Work request
Copy every line of the following data that includes the string "price".

Items from an interface collection
====

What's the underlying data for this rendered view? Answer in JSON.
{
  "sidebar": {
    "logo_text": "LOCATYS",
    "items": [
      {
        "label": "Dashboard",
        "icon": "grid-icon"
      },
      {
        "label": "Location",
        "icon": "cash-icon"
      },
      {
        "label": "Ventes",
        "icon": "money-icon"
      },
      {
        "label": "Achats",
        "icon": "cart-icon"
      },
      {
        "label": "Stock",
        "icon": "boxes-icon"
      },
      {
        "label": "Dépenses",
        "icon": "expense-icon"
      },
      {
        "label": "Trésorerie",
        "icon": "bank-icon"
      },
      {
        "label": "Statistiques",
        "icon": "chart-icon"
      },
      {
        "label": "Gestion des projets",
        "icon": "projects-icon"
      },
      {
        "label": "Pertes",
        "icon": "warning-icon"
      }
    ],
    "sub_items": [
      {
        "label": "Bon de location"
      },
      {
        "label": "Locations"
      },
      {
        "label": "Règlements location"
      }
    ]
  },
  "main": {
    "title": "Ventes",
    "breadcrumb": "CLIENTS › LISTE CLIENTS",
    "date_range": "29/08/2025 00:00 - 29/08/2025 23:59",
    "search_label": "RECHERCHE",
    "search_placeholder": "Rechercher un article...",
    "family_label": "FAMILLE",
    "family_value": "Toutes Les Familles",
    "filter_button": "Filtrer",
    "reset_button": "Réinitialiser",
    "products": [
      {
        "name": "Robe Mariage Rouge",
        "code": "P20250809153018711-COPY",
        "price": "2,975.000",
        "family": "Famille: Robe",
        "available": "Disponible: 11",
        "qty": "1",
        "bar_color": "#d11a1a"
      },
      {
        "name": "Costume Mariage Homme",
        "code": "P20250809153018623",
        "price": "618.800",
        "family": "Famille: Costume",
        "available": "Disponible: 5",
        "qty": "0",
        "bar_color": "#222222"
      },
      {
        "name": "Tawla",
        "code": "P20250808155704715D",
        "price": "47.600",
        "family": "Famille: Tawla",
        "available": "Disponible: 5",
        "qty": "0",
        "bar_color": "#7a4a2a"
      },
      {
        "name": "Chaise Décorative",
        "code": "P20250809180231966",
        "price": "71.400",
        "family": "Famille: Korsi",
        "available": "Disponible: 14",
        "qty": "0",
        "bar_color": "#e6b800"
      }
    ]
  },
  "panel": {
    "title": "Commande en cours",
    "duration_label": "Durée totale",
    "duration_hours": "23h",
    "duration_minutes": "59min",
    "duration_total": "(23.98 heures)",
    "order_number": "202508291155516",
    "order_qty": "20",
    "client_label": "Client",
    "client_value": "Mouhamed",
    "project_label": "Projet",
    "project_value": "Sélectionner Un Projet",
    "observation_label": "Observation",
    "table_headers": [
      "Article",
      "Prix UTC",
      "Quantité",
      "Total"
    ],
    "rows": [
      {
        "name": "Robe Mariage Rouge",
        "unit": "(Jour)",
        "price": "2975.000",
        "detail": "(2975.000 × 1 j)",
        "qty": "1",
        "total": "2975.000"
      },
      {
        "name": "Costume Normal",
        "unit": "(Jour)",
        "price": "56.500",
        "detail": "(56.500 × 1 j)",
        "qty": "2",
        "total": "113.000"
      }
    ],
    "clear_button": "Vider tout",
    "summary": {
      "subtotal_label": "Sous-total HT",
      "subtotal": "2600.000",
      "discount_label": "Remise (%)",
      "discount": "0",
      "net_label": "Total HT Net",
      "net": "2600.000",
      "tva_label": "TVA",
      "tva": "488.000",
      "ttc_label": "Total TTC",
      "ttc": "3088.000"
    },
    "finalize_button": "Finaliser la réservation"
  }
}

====

Task result
        "price": "2,975.000",
        "price": "618.800",
        "price": "47.600",
        "price": "71.400",
        "price": "2975.000",
        "price": "56.500",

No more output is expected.